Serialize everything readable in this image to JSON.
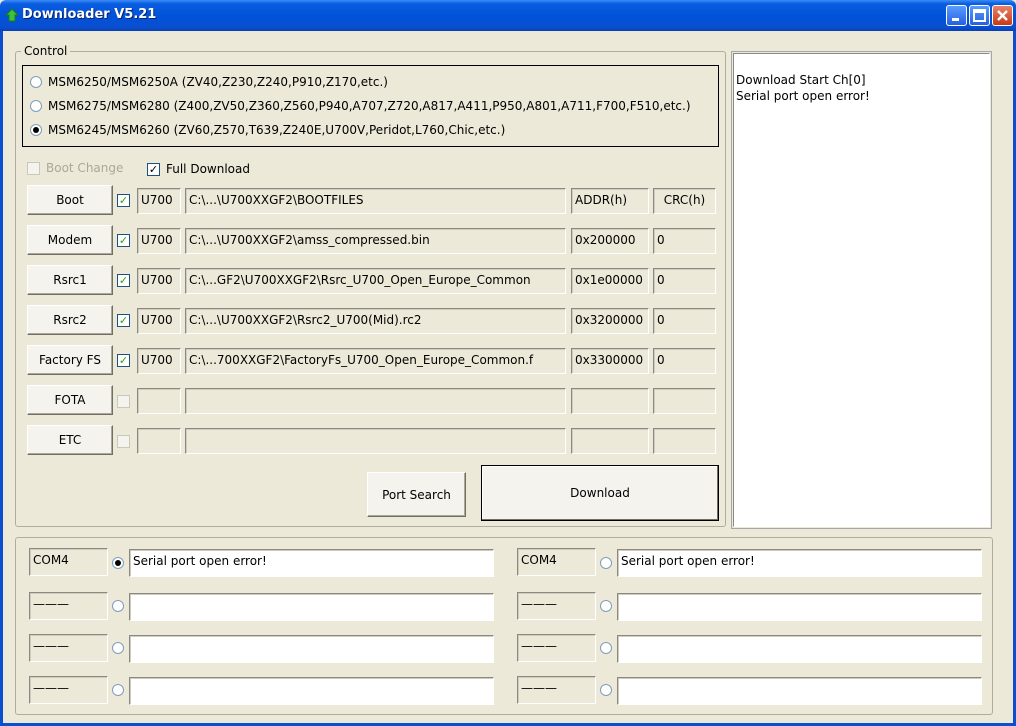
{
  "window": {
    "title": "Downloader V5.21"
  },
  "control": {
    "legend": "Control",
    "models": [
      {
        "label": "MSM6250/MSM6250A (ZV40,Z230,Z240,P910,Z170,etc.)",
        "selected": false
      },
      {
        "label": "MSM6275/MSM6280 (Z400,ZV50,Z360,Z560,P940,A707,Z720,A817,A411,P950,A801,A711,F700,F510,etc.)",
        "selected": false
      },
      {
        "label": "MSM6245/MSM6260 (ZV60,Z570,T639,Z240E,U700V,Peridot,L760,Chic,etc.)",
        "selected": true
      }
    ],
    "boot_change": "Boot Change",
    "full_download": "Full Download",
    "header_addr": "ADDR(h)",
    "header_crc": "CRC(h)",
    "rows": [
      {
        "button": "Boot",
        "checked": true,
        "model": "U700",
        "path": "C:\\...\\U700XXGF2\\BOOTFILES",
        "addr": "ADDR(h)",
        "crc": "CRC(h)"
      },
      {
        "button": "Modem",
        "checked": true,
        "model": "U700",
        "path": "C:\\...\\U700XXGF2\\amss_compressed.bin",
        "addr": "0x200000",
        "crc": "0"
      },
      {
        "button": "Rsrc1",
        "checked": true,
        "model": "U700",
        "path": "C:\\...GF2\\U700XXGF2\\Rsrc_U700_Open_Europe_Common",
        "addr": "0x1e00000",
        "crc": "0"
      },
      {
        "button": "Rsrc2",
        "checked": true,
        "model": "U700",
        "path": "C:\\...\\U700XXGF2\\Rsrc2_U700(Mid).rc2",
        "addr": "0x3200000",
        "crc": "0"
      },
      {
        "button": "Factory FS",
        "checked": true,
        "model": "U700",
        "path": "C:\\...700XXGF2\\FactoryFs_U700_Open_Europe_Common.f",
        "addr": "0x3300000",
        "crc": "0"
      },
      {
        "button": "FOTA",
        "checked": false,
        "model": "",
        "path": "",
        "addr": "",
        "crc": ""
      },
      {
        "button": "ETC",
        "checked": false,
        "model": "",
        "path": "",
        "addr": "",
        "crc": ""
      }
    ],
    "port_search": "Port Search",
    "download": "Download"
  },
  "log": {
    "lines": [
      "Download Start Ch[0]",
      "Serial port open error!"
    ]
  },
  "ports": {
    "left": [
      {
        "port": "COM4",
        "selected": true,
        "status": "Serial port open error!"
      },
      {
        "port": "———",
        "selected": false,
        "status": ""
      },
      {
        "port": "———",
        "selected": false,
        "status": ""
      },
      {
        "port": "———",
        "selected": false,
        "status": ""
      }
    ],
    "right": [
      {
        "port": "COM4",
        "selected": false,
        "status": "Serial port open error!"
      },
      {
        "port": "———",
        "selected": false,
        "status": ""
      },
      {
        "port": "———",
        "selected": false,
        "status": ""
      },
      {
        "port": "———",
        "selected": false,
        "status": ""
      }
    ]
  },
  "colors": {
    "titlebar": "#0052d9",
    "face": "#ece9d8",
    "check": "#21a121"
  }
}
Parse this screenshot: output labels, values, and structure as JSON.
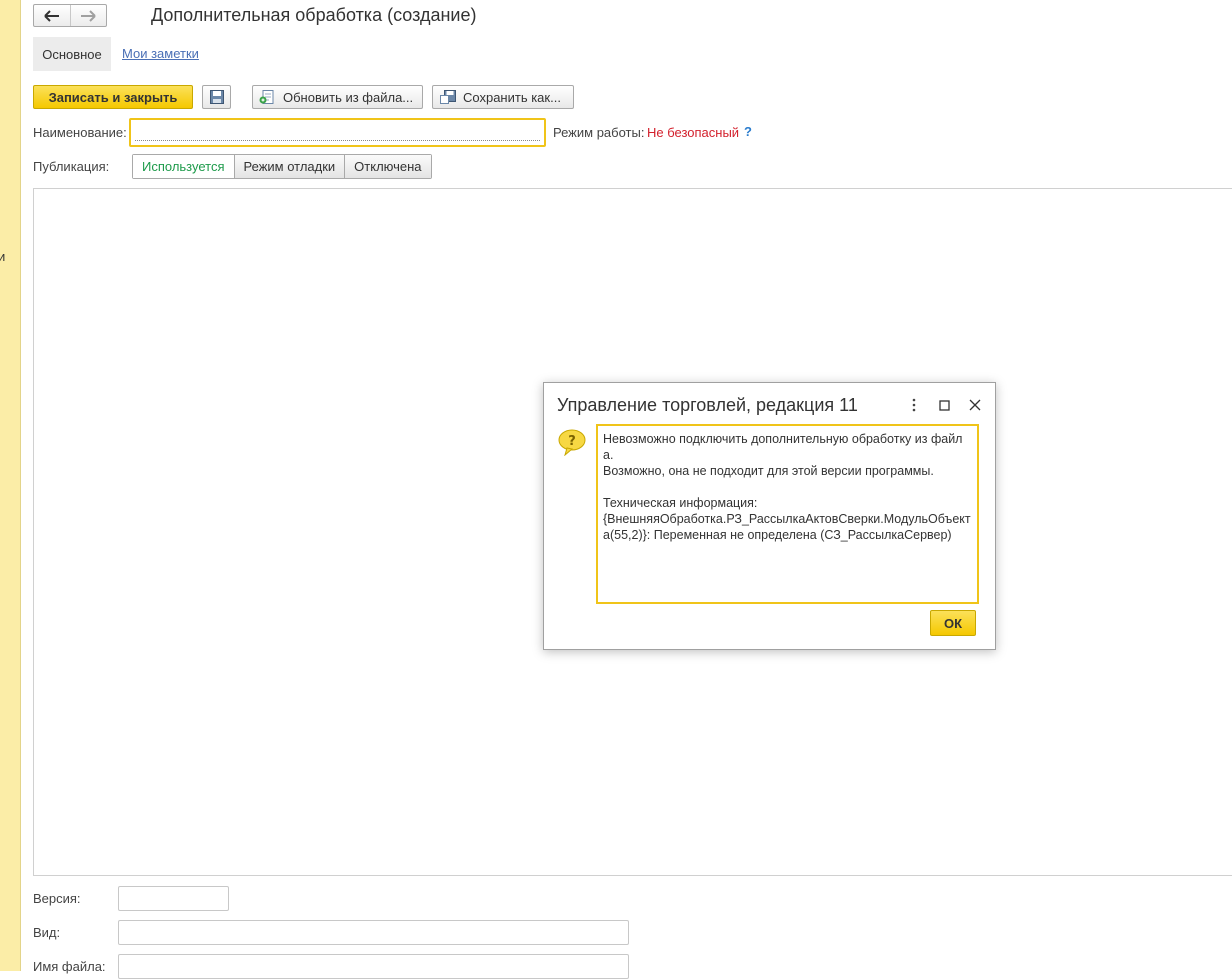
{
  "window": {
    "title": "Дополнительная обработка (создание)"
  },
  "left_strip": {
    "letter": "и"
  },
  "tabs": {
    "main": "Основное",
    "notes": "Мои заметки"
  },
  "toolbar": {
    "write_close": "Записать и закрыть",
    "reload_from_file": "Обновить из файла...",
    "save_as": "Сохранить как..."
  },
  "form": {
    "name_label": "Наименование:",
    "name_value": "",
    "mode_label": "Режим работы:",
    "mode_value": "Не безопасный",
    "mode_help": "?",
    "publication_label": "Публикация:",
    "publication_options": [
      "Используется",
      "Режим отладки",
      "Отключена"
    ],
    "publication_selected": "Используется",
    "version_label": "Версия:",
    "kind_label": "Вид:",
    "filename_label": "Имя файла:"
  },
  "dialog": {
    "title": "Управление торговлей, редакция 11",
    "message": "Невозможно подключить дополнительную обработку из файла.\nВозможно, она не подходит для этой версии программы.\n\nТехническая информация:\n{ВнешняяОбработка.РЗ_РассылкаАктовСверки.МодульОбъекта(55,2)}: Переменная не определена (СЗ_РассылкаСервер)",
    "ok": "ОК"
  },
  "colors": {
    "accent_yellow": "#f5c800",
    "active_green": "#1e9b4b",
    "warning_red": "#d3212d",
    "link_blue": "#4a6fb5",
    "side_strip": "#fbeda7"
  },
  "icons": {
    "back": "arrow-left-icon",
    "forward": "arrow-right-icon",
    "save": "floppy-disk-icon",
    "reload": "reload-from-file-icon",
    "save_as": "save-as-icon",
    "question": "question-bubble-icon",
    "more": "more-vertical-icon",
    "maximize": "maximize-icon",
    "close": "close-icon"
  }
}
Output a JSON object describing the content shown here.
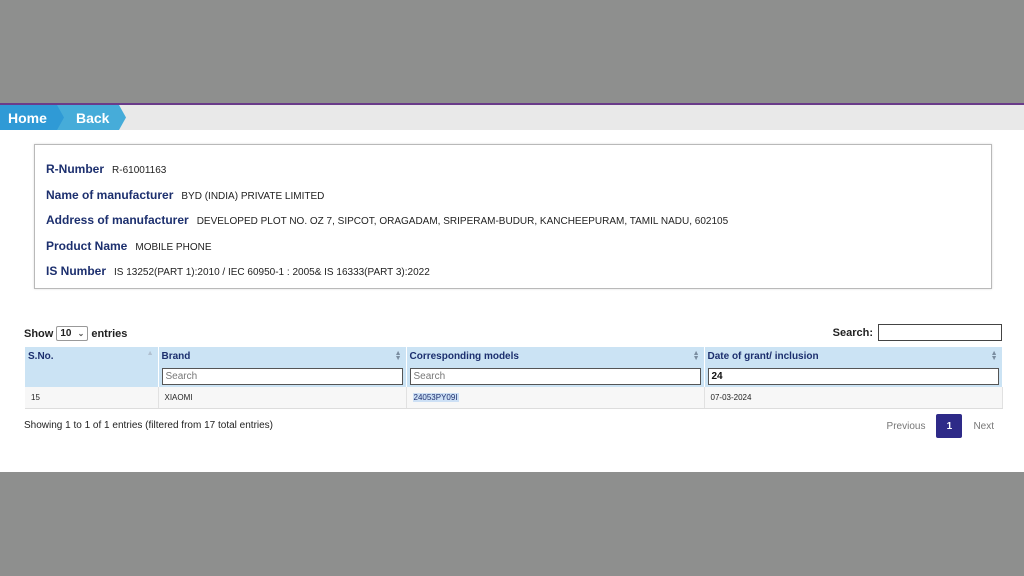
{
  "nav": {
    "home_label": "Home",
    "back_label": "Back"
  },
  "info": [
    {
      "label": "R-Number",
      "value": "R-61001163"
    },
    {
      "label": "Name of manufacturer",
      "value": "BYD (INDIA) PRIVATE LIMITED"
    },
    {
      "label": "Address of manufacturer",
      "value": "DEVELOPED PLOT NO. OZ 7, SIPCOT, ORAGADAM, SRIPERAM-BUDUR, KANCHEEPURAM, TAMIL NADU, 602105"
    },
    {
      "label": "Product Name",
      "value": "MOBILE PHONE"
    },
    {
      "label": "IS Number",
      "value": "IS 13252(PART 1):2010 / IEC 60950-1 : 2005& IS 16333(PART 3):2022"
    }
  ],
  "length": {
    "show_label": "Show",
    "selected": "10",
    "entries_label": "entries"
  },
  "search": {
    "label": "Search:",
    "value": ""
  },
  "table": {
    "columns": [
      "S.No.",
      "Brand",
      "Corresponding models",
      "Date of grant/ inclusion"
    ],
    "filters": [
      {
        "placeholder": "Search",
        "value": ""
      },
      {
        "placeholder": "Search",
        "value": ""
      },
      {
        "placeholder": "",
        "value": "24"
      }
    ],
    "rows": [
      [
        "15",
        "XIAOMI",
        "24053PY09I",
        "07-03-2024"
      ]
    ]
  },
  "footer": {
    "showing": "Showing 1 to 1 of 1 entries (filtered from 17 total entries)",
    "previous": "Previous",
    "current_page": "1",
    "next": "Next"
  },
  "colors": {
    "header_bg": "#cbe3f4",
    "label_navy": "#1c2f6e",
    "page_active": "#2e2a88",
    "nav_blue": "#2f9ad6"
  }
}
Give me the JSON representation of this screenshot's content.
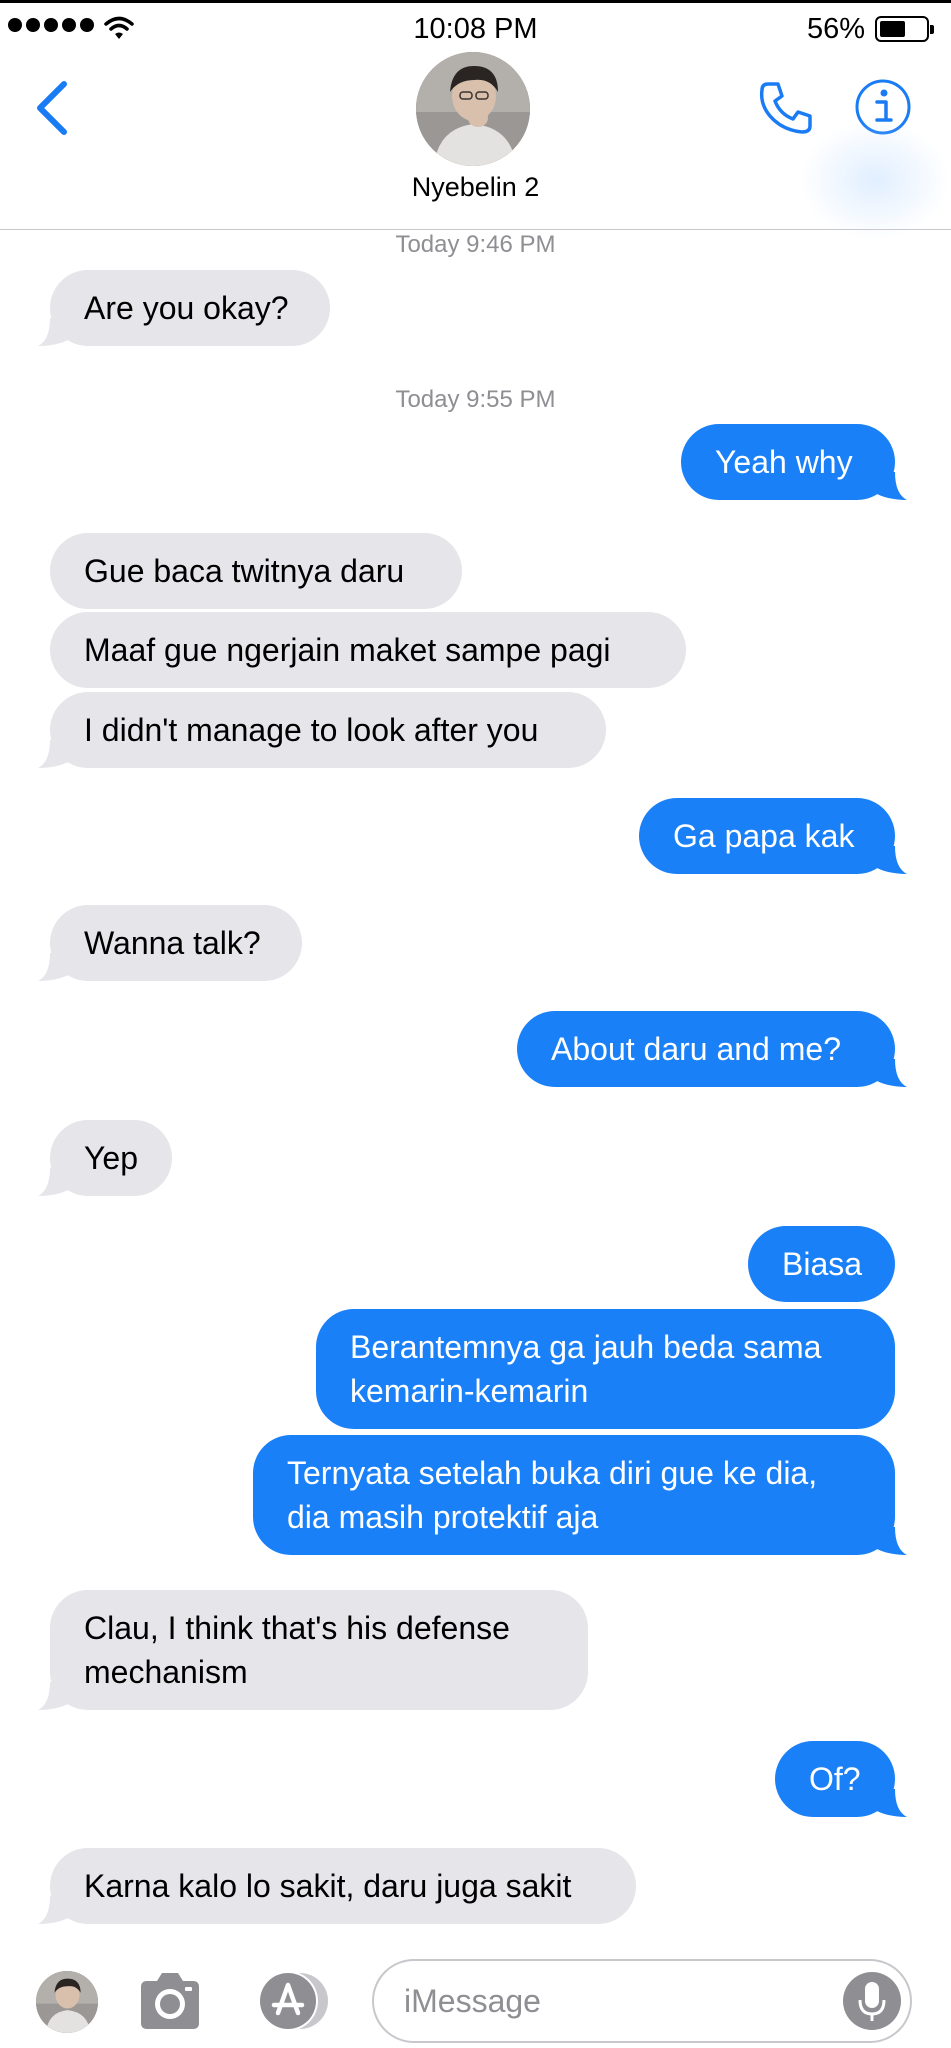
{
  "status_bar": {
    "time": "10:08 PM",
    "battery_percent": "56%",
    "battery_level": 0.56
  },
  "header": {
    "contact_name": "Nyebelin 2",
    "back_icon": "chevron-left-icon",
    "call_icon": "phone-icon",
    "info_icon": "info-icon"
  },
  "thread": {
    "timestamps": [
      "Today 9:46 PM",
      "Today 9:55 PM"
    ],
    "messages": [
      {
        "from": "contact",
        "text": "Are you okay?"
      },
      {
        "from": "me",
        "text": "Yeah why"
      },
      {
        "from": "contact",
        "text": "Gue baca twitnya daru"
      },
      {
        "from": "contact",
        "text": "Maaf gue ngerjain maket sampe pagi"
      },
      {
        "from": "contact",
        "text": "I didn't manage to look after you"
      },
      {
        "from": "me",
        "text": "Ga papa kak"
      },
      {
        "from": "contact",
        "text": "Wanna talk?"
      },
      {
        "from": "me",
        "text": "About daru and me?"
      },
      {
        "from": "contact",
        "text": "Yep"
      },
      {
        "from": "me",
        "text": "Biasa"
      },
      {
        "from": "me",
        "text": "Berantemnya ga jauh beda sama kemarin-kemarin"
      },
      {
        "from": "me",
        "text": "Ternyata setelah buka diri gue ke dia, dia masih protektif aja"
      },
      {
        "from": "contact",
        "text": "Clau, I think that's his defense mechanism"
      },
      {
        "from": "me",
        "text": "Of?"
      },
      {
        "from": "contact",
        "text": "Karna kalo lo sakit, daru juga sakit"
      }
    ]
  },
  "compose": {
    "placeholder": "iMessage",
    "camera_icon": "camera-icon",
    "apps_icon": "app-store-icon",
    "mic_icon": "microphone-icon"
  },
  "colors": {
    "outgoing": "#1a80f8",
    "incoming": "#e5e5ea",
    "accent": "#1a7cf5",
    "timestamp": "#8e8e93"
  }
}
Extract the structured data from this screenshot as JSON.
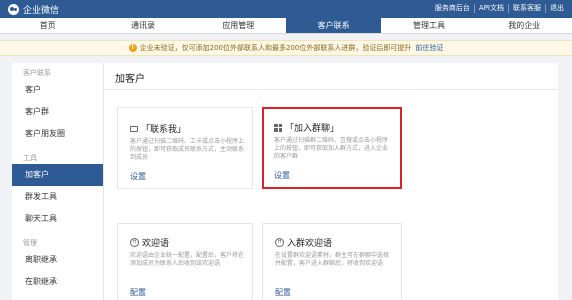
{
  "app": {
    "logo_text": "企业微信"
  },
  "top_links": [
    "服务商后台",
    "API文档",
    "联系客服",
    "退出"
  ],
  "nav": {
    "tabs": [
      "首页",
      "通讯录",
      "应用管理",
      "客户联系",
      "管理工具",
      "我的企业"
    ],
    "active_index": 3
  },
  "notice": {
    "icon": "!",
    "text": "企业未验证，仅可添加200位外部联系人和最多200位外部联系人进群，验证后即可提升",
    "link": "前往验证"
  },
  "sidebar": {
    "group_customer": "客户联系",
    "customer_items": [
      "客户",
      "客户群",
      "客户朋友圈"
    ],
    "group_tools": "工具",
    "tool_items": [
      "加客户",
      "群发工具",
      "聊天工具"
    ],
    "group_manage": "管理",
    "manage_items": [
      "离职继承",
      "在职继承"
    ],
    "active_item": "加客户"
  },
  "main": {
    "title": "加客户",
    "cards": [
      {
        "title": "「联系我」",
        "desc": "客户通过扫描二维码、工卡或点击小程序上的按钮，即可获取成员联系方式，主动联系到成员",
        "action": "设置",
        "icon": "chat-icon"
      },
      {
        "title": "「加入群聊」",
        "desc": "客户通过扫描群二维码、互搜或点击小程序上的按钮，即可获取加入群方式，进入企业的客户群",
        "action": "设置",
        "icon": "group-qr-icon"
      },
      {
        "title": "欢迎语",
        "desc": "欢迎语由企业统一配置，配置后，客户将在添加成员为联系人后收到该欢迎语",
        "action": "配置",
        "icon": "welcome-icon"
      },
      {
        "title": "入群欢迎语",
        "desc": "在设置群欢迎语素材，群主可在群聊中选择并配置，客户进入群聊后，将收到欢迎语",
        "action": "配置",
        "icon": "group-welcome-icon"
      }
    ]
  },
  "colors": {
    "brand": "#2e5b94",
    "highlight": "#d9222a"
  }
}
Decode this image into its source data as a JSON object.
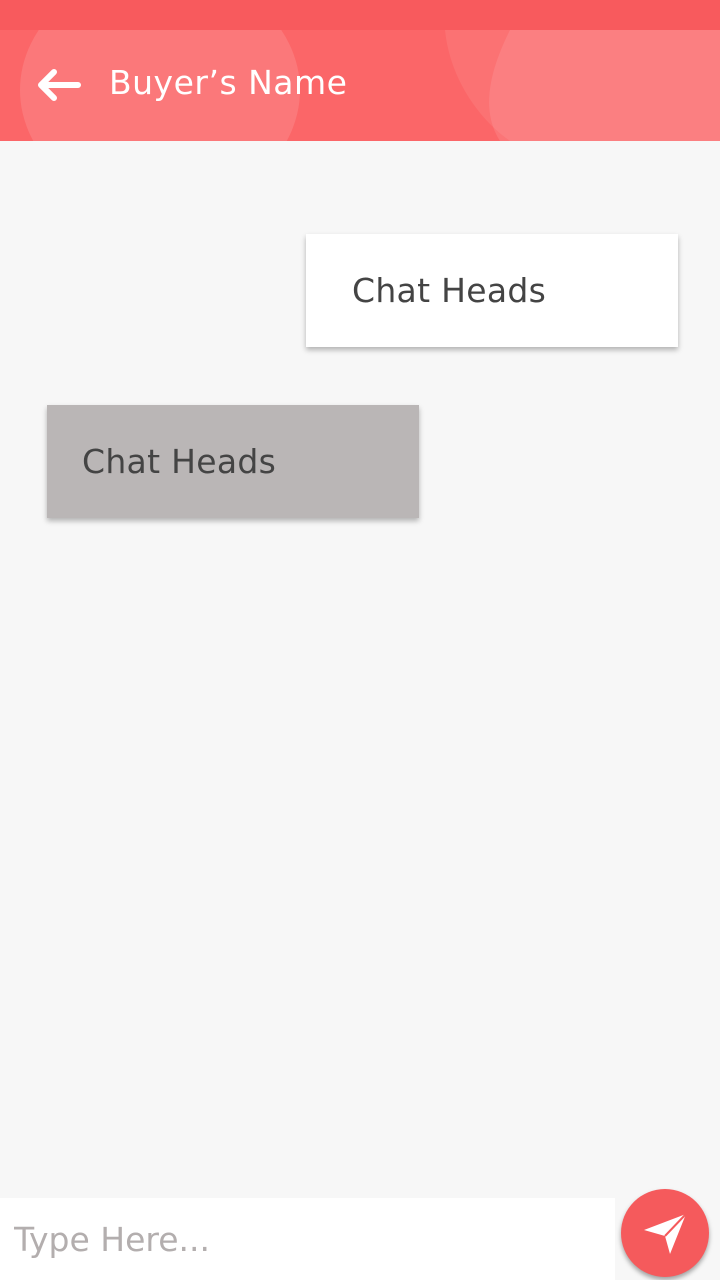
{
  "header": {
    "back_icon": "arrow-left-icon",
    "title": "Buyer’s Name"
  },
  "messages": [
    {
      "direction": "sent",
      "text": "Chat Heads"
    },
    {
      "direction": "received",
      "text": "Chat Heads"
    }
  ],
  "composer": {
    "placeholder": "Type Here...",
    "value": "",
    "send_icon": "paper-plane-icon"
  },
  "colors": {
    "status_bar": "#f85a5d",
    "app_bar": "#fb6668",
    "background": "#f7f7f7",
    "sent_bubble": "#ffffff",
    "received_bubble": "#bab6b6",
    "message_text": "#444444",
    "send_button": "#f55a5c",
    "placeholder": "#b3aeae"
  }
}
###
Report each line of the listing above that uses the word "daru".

» Response
        "text": "Gue baca twitnya daru"
        "text": "About daru and me?"
        "text": "Karna kalo lo sakit, daru juga sakit"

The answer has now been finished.